      • Beth No. 2 says:

        “Don’t you think though that for actors to get on our screens in the first place they’re hired for a film at least in part for their brand and fan base as well as their talent?”

        I think this statement is especially for the big studio movies, particularly franchises, where commercial and box office potential are paramount.

        Thankfully there are also plenty of movies which value talent above any brand or fan base that an actor may bring. These are not just obscure indies – a good number of them have been nominated for (or won) Oscars. Last season, we have Patricia Arquette, Michael Keaton, JK Simmons – and they have none of the Tumblr type fanbase or any brand. And it’s not just the older actors, in previous years we’ve had Lupita, Rooney Mara, Jesse Eisenberg, etc – virtual unknowns before their breakout roles.

  14. snakecharmer says:

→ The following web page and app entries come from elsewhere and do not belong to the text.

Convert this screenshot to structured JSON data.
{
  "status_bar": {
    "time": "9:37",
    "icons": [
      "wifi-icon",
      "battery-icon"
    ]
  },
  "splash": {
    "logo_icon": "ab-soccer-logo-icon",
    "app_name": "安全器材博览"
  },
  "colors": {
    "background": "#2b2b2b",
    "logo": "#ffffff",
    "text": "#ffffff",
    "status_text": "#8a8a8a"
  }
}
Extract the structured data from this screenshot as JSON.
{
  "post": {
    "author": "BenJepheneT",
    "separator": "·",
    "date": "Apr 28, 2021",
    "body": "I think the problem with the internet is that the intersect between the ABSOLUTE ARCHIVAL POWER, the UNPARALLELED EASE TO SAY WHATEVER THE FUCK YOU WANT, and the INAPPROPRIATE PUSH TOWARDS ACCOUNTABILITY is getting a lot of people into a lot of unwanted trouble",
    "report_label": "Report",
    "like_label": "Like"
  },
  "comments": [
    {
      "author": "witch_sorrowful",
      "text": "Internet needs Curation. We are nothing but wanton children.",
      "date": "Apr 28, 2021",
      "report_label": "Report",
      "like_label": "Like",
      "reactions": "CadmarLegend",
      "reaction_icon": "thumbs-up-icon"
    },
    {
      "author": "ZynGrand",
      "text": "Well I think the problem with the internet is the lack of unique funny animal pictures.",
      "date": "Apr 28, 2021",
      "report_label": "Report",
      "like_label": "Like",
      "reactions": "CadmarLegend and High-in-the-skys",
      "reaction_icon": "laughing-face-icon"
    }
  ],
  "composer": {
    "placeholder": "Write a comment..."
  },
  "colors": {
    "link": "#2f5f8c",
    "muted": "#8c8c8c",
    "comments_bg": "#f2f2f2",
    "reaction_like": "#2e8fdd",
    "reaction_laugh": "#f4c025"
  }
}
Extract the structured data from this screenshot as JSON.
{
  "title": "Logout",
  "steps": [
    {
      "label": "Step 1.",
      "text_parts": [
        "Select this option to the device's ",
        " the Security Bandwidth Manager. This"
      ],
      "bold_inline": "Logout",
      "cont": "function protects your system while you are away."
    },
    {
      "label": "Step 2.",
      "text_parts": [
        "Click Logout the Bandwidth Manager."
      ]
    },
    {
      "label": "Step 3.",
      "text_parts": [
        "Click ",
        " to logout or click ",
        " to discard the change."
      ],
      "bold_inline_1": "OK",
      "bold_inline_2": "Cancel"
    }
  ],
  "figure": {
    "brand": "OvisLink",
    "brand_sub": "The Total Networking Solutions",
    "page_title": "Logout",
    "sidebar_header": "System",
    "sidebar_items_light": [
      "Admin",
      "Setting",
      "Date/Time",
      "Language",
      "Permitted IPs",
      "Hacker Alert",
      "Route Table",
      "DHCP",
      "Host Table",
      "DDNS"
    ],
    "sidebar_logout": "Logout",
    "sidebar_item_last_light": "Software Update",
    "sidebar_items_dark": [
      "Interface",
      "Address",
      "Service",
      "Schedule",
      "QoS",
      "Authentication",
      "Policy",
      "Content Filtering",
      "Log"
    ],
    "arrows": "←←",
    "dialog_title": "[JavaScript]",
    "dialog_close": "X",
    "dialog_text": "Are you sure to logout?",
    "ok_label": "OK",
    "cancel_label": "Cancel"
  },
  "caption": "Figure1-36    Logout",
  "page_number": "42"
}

    id hit that

  15. Bethie says:


    He’s dreamy.

  16. Lucy says:

    I love him more every day. Sigh.

  17. JH says:

    Perfect explanation from my perfect, number one man-crush. He’s exquisite.

  18. Josefa says:

    “if destigmatizing sexuality is important, why make a big deal about it in the middle of a press conference?”

    As a LGBT woman all I can say about this is THANK YOU SO F*CKING MUCH. I’m so tired of people claiming to be so liberal and accepting when it comes to LGBT people yet gossip and make scandals out of anyone with a remotely ambiguous sexuality. Heck, this is horribly common among our own community.

    You know, I think Im starting to get the lust-ons for this guy…

  19. Happy21 says:

    But is he gay? I never ever heard that as even a possibility…

    I know it’s not our business and that’s fine and I don’t really care but now I’m curious.

    • Kelly says:

      No, he’s not! He really isn’t!!

    • meat says:

      There’s always a possibility that everyone is bisexual ;) .

    • KTE says:

      No, not gay. He has said some thing in the past that made people think he’d at least experimented with guys, though. His publicist has said that he was taken out of context/misinterpreted. This las led some people to believe that he essentially went back into the closet when he got to Hollywood.

      I really don’t care whether actors are gay or not. I do care if people are being pressured into the closet by Hollywood, or if openly gay actors are seen as less bankable by Hollywood studios and therefore not offered work. That’s a relevant topic for a LGBT publication to explore – but boy, did that guy pick the wrong time and place to try and have that discussion!